Aris Fioretos, Der letzte Grieche; Roman (München: Carl Hanser Verlag, 2011), 70. The novel first appeared in Swedish (2009).

Dimitris Tsiovas (ed.), Greek Diaspora and Migration since 1700: Society, Politics and Culture (Farnham, Sur rey; Burlington: Ashgate, 2009).

Anika Götje, “Ethnicity and Ethnic Identity in Jeffrey Eugenides’ ‘Middlesex’.” (MA Thesis, Universität Hannover, 2005), 4ff.

Arne De Boever, States of Exception in the Contemporary Novel: Martel, Eugenides, Coetzee, Sebald (New York: Bloomsbury Publishing, 2012), 54.

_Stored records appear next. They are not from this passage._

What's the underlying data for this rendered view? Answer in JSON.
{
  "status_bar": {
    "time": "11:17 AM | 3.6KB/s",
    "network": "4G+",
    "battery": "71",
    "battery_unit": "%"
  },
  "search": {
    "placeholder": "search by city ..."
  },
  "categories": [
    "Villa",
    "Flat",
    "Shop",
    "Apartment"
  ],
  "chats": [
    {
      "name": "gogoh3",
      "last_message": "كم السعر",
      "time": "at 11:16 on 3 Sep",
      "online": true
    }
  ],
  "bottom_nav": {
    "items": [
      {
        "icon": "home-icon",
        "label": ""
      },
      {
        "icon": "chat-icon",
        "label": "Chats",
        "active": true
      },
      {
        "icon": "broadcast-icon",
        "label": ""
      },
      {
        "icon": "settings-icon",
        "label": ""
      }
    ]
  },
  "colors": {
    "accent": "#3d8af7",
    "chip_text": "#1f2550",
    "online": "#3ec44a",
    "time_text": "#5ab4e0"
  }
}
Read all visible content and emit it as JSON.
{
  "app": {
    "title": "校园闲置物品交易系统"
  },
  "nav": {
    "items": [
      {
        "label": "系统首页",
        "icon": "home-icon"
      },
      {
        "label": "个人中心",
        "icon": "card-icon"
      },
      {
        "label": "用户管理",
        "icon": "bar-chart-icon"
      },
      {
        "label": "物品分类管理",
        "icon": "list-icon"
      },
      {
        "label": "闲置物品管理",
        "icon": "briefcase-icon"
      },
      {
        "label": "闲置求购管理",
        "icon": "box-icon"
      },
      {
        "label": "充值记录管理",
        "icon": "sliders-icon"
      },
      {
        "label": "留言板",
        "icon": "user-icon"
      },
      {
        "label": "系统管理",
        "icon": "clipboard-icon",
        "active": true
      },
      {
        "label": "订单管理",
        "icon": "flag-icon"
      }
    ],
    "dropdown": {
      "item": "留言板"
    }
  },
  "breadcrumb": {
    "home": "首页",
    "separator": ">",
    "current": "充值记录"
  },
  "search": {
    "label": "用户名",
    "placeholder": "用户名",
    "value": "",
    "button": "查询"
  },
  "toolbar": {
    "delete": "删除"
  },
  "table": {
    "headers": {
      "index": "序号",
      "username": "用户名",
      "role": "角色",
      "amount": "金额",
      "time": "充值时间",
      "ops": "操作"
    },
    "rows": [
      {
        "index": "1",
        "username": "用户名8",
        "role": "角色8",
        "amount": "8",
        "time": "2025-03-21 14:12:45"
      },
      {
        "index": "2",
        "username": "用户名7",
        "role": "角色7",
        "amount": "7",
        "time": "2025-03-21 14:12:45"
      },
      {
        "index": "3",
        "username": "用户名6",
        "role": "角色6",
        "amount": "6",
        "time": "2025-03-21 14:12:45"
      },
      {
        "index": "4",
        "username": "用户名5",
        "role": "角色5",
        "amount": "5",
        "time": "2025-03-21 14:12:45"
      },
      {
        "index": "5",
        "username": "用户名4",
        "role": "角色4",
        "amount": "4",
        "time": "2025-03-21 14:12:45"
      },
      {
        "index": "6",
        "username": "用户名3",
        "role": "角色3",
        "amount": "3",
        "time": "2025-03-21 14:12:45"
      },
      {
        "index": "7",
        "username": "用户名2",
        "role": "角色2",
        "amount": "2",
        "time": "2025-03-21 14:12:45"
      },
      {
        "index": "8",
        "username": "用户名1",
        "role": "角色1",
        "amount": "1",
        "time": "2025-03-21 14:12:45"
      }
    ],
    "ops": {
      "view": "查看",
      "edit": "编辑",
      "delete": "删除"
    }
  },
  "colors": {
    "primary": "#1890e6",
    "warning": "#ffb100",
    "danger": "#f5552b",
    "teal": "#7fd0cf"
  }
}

Sophie Coavoux, Greek Diaspora and Hybrid Identities: Transnational and Transgender Perspectives in Two novels: Loaded, by Christos Tsiolkas (Australia) and Middlesex, by Jeffrey Eugenides (USA) “Transtext(e)s Transcultures: Journal of Global Transcultural Studies”, 7, 2012, http://transtexts.revues.org/451

Jeffrey Eugenides, Middlesex (London: Bloomsbury Publishing, 2002), 42.

Huberta von Voss, Portrait of Hope: Armenians in the Contemporary World (New York: Berghahn Books, 2007), 88-92, (Chapter 10: The Ashes of Smyrna: Marjorie Housepian Dobkin, Writer (New York)).

Dora Sakayan, An Armenian Doctor in Turkey: Garabed Hatcherian: My Smyrna Ordeal of 1922” (Montreal: Arod Books, 1997).

Lou Ureneck, The Great Fire: One American’s Mission to Rescue Victims of the 20th Century’s First Genocide (Ecco, 2015).

Lou Ureneck, Smyrna, September 1922: The American Mission to Rescue Victims of the 20th Century’s First Genocide (2016).




How to Cite

Hofmann, T. (2015). “Only Those Who Look Back, Move Forward”: Four Literary Responses to Genocidal Trauma in Greek and Transnational Prose. International Journal of Armenian Genocide Studies, 2(1), 18–37. Retrieved from http://agmipublications.am/index.php/ijags/article/view/19